Dao — one of those four randomly selected — claimed he was a doctor and needed to see his patients at the hospital in the morning, then proceeded to say he would call his lawyers.
After being forcibly ejected by three security officers, Dao was able to get back on the plane, though his face was bloody, and he seemed disoriented, Bridges said. United offered no update to the flight's other passengers, who waited for more than two hours for things to calm down before taking off, she added.
The Chicago Department of Aviation said the incident was "not in accordance with our standard operating procedure." It also said that the dragging of the passenger was "obviously not condoned by the department."
"That officer has been placed on leave effective today pending a thorough review of the situation," the department said in a statement to NBC News.
Later Monday, the U.S. Department of Transportation said it is reviewing the incident. "While it is legal for airlines to [involuntarily] bump passengers from an oversold flight when there are not enough volunteers, it is the airline's responsibility to determine its own fair boarding priorities," the DOT said in a statement.
Earlier, United issued a statement, saying: "Flight 3411 from Chicago to Louisville was overbooked.
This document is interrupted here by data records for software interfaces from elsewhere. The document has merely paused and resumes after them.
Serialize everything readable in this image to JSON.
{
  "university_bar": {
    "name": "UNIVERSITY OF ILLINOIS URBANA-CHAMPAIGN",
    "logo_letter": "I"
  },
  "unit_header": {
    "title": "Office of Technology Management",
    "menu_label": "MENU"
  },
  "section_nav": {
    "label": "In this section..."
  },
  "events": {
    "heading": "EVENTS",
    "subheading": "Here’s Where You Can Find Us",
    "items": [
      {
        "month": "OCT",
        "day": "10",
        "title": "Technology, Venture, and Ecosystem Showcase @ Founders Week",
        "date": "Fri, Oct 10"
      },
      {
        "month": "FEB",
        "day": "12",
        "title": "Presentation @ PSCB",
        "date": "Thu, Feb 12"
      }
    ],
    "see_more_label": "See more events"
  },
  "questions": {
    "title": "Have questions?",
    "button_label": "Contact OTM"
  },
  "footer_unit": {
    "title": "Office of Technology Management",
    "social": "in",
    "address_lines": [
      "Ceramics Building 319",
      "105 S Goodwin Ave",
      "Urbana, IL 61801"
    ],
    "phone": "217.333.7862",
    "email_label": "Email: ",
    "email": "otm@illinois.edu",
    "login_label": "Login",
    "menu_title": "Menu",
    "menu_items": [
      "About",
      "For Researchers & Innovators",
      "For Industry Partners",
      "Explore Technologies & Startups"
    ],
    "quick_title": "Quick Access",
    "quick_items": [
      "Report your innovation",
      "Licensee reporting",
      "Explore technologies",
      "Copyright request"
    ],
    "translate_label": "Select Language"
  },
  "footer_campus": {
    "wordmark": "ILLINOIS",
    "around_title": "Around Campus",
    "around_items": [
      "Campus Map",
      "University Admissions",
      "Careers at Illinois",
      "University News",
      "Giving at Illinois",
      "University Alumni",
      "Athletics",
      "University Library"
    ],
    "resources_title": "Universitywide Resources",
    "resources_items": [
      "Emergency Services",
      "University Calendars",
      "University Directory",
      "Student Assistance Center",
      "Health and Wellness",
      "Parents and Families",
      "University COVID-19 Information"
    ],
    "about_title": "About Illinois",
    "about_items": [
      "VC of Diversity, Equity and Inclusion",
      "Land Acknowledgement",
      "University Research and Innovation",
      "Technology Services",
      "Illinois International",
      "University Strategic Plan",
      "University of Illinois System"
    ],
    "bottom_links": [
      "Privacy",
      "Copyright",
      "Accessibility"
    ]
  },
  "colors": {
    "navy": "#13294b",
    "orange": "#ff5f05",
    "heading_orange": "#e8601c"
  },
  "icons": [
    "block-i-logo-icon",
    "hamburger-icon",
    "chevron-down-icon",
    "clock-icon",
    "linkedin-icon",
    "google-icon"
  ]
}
After our team looked for volunteers, one customer refused to leave the aircraft voluntarily and law enforcement was asked to come to the gate. We apologize for the overbook situation. Further details on the removed customer should be directed to authorities."
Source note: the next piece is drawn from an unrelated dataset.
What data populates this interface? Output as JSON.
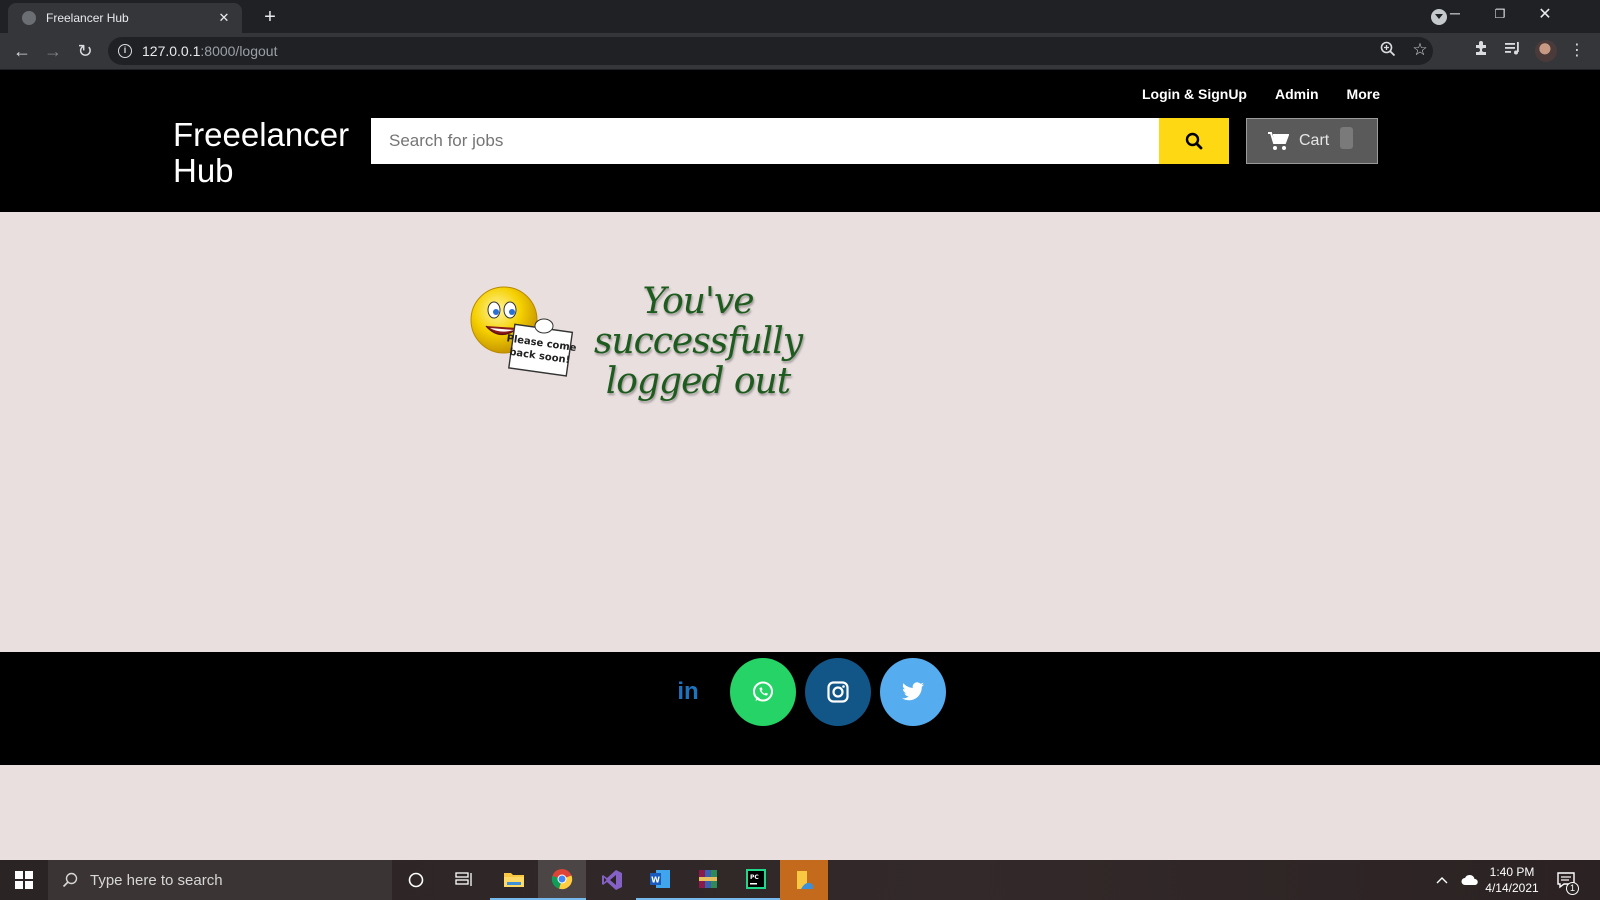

"This is an upsetting event to all of us here at United," United's Chief Executive Officer Oscar Munoz later followed up in his own statement. "I apologize for having to re-accommodate these customers. Our team is moving with a sense of urgency to work with the authorities and conduct our own detailed review of what happened."
As it often does, Twitter erupted following the posting of this video, with many individuals voicing their concern over the way the man was treated by United employees.
@Karnythia: No one @United wants to have a job. And everybody wants to be sued. That is the only explanation for that video.
@SECWXFB: One customer refused to leave. BECAUSE HE PURCHASED A TICKET AND WAS SITTING IN HIS SEAT. So you called the cops and assaulted him.
@EdDeCesare: Hey @united how are you dealing with the PR disaster after you assaulted an elderly Dr who made the mistake of booking a flight with you?
Just last month, two teenagers wearing leggings were stopped from boarding a United flight.
The teens were flying using free passes for employees or family members, and thus were considered airline representatives, a United spokesman said following the incident. The airline said this is why the teens were told by a gate attendant they could not get on the plane wearing form-fitting pants.
Competitor Delta was quick to chime in on social media after the leggings fiasco.
@Delta: Flying Delta means comfort. (That means you can wear your leggings.)
Watch: United now the brunt of jokes